The Guns of Navarone (1961)

Genre: Adventure and War Running Time: 2 hrs. 38 min.

Release Date: June 22nd, 1961 MPAA Rating: Not Rated

Director: J.Lee Thompson Actors: Gregory Peck, David Niven, Anthony Quinn, Stanley Baker, Anthony Quayle, James Darren, Irene Papas, Gia Scala




reece has contributed to many legends of war and adventure, but this one is entirely grounded in reality. In 1943, 2,000 British soldiers were marooned on a tiny island in the Aegean Sea called Kheros. It was to be made an example of by the German war machine, hoping to draw neutral Turkey into the fold. Allied intelligence learned of the impending blitz and scrambled to plot a rescue. But the area was tightly controlled by two radar-controlled guns on the neighboring island of Navarone, which were far too powerful and accurate – and recessed into a cave – to risk attacking.

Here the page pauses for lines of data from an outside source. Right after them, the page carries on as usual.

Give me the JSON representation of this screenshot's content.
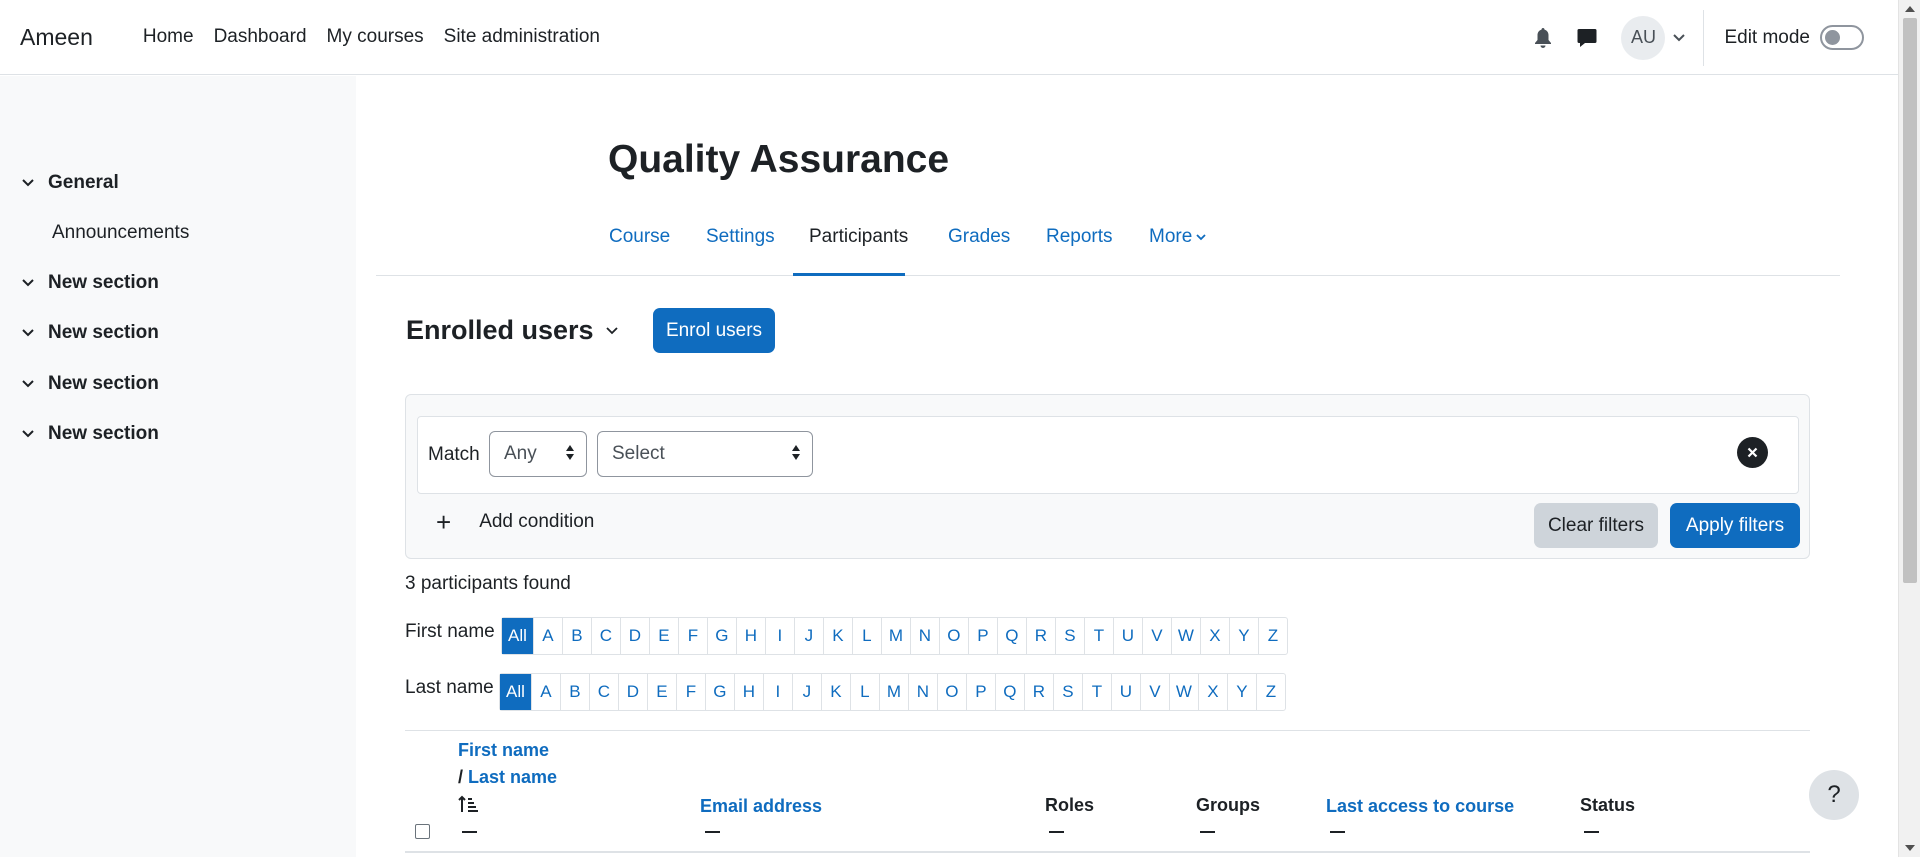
{
  "navbar": {
    "brand": "Ameen",
    "links": [
      "Home",
      "Dashboard",
      "My courses",
      "Site administration"
    ],
    "avatar_initials": "AU",
    "edit_mode_label": "Edit mode",
    "edit_mode_on": false
  },
  "course_index": {
    "sections": [
      {
        "label": "General",
        "items": [
          "Announcements"
        ]
      },
      {
        "label": "New section"
      },
      {
        "label": "New section"
      },
      {
        "label": "New section"
      },
      {
        "label": "New section"
      }
    ]
  },
  "page": {
    "title": "Quality Assurance",
    "tabs": [
      "Course",
      "Settings",
      "Participants",
      "Grades",
      "Reports",
      "More"
    ],
    "active_tab": "Participants",
    "heading": "Enrolled users",
    "enrol_button": "Enrol users"
  },
  "filters": {
    "match_label": "Match",
    "match_value": "Any",
    "type_value": "Select",
    "add_condition": "Add condition",
    "clear_button": "Clear filters",
    "apply_button": "Apply filters"
  },
  "participants": {
    "found_text": "3 participants found",
    "first_name_label": "First name",
    "last_name_label": "Last name",
    "letters": [
      "All",
      "A",
      "B",
      "C",
      "D",
      "E",
      "F",
      "G",
      "H",
      "I",
      "J",
      "K",
      "L",
      "M",
      "N",
      "O",
      "P",
      "Q",
      "R",
      "S",
      "T",
      "U",
      "V",
      "W",
      "X",
      "Y",
      "Z"
    ]
  },
  "table": {
    "col_firstname": "First name",
    "col_separator": "/",
    "col_lastname": "Last name",
    "col_email": "Email address",
    "col_roles": "Roles",
    "col_groups": "Groups",
    "col_lastaccess": "Last access to course",
    "col_status": "Status"
  },
  "help": {
    "label": "?"
  },
  "colors": {
    "primary": "#0f6cbf",
    "drawer_bg": "#f8f9fa",
    "text": "#1d2125"
  }
}
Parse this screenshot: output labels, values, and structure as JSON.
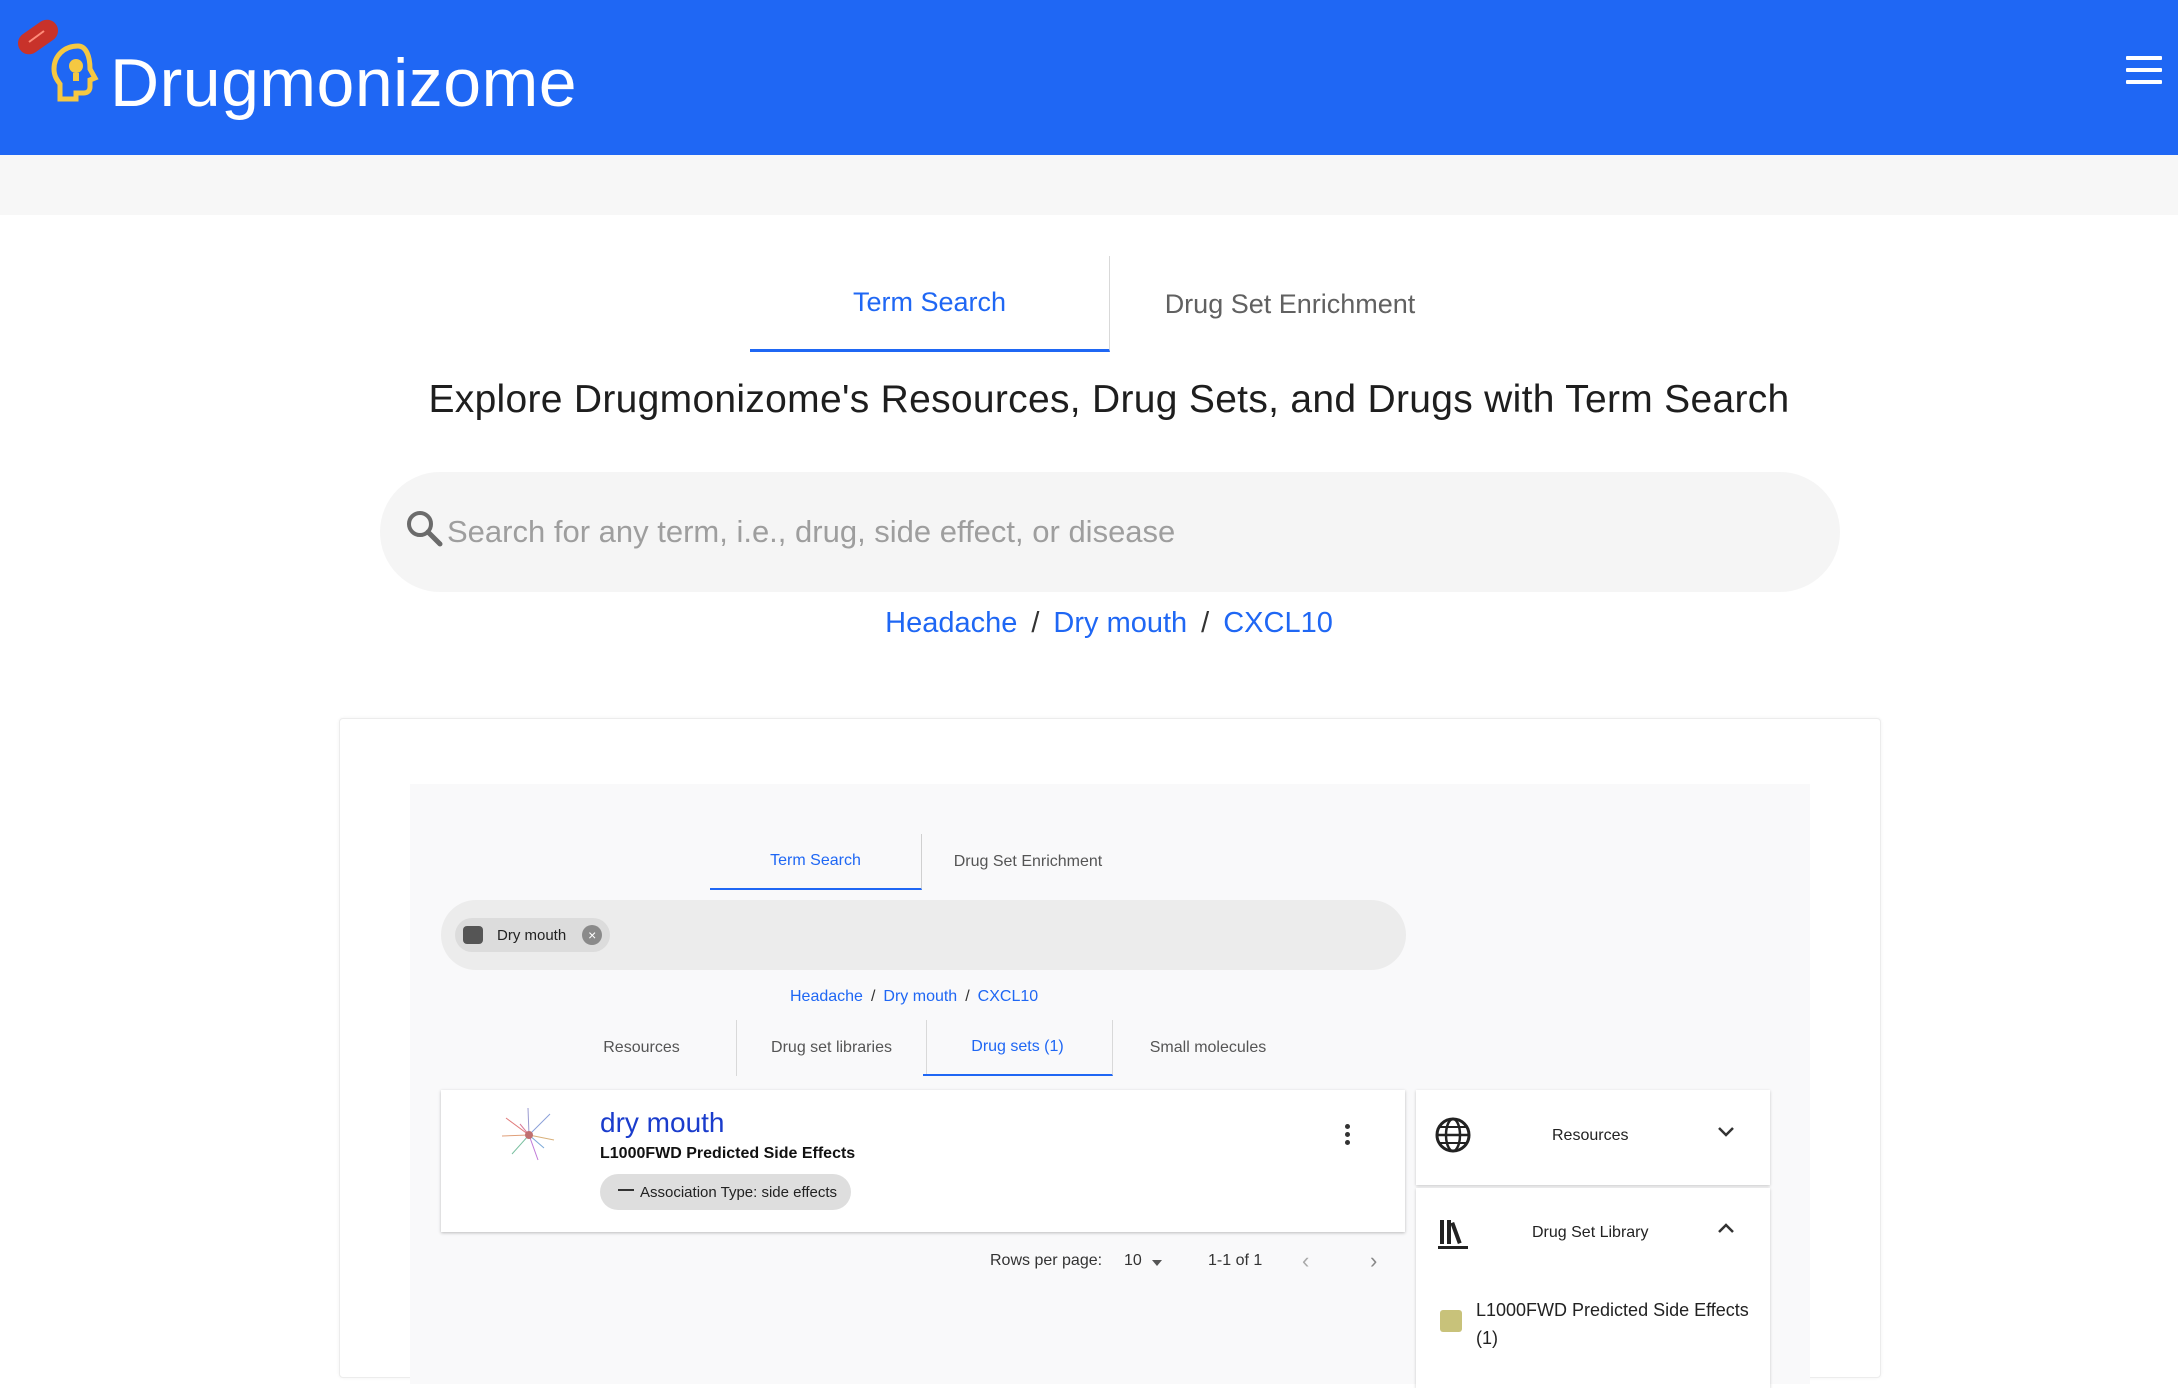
{
  "app": {
    "brand": "Drugmonizome",
    "accent": "#1f67f4"
  },
  "main_tabs": [
    {
      "label": "Term Search",
      "active": true
    },
    {
      "label": "Drug Set Enrichment",
      "active": false
    }
  ],
  "headline": "Explore Drugmonizome's Resources, Drug Sets, and Drugs with Term Search",
  "search": {
    "placeholder": "Search for any term, i.e., drug, side effect, or disease",
    "value": ""
  },
  "examples": [
    "Headache",
    "Dry mouth",
    "CXCL10"
  ],
  "separator": "/",
  "preview": {
    "tabs": [
      {
        "label": "Term Search",
        "active": true
      },
      {
        "label": "Drug Set Enrichment",
        "active": false
      }
    ],
    "chip": "Dry mouth",
    "examples": [
      "Headache",
      "Dry mouth",
      "CXCL10"
    ],
    "sub_tabs": [
      {
        "label": "Resources",
        "active": false
      },
      {
        "label": "Drug set libraries",
        "active": false
      },
      {
        "label": "Drug sets (1)",
        "active": true
      },
      {
        "label": "Small molecules",
        "active": false
      }
    ],
    "result": {
      "title": "dry mouth",
      "subtitle": "L1000FWD Predicted Side Effects",
      "pill": "Association Type: side effects"
    },
    "pagination": {
      "rows_label": "Rows per page:",
      "rows_value": "10",
      "range": "1-1 of 1"
    },
    "filters": [
      {
        "title": "Resources",
        "icon": "globe-icon",
        "expanded": false
      },
      {
        "title": "Drug Set Library",
        "icon": "library-icon",
        "expanded": true
      }
    ],
    "filter_option": {
      "label": "L1000FWD Predicted Side Effects (1)",
      "checked": true
    }
  }
}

Nevertheless, the destruction of those guns was imperative to saving the troops. The story proper begins in an Allied airfield somewhere in the Middle East, where Captain Keith Mallory (Gregory Peck) arrives for a briefing of the defenses, listening in on a squadron leader’s account of the hopelessness of the situation (famously using the word “bloody” as an adjective more than half-a-dozen times). But informants on the island have discovered that a 400-foot south cliff is the only spot the Germans aren’t watching – an area that Mallory, paired with longtime associate Andrea Stavros (Anthony Quinn), just might be able to fly onto with a small team of saboteurs. The master operators are led by Major Roy Franklin (Anthony Quayle), and include an explosives expert (David Niven), a mechanical marvel and knife man (Stanley Baker), and an elite assassin (James Darren). Still, their chances at success are practically nonexistent.

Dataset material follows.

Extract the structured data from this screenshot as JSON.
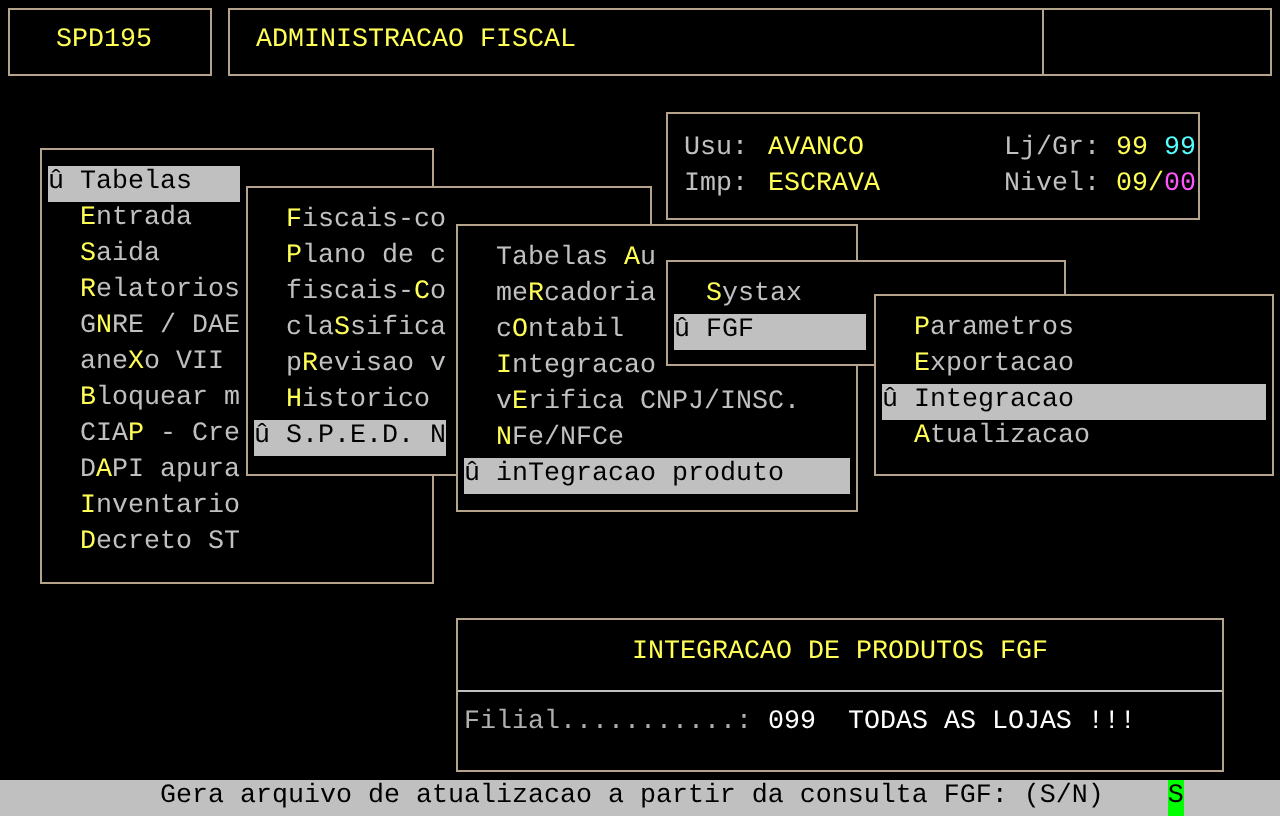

“It’s just a waste of six good men.” With spies at every turn, a voyage on a rickety boat, random confrontations with German troops, foul weather, injuries, a daunting cliff to scale in heavy rains, and a 12-mile hike through St. Alexis – all before even nearing Navarone – the haggard team will have countless obstacles to overcome just to determine whether or not they can see the titular guns with their own eyes. With its setting of Greece and its sea/land/air adventures, “The Guns of Navarone” takes on the feel of a modern-day Sinbad epic, especially with its side missions and treks through varying terrain, each new locale posing fresh hindrances (breathtaking exteriors were filmed on Rhodes, in the Dodecanese Island area of the Aegean Sea).

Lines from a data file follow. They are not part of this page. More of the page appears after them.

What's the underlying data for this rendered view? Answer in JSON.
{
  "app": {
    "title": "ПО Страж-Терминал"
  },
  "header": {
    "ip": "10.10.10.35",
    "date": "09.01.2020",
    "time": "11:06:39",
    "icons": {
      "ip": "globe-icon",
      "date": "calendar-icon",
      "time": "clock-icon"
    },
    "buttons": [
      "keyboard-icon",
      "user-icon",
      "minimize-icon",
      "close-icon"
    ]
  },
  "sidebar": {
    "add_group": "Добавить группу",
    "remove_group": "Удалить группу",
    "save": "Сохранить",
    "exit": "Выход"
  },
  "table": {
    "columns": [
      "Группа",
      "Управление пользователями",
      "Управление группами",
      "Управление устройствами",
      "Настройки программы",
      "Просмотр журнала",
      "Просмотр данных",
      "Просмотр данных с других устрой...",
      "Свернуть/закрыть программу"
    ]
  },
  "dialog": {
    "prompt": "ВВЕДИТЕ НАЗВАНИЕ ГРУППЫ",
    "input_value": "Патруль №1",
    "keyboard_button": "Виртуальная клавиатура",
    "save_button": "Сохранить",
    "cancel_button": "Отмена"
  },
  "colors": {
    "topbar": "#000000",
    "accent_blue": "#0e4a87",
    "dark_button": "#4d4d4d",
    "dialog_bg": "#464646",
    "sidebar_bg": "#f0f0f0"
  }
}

When the action sequences hit, they’re thoroughly thrilling – from impressive water stunts to machine gun shootouts. But while the individual scenes look great, they carry on with multitudes of embellishments, stretching out the running time; each transition to another stretch of land takes its time to establish surrounding elements, threats, scenery, and extra characters. At one point, female roles turn up as Resistance fighters (Irene Papas and Gia Scala), imparting the brief notion of love interests (not originally in Alistair MacLean’s novel, though added to the script with his permission). Later on, though it’s intended to supplement tensions as the Germans move into Mandrakos, Darren gets a moment to sing part of a song.

Despite its length, “The Guns of Navarone” isn’t without genuine suspense. The heroes are outnumbered and the odds are against them, becoming underdogs entirely worthy of support; and just when their mission appears most infeasible, the stakes get higher and the hurdles more frequent. Plus, the picture offers up engaging moral conundrums and perspectives on war, from sacrificing human life in pursuit of victory; to the futility of winning, when it’s just one of countless armed conflicts that mankind will wage until the end of time; to the blame/responsibility of carrying out orders; to the act of killing itself. The finale is a touch overdramatic, but the film is nonetheless a first-class war epic.

– Mike Massie

  • 8/10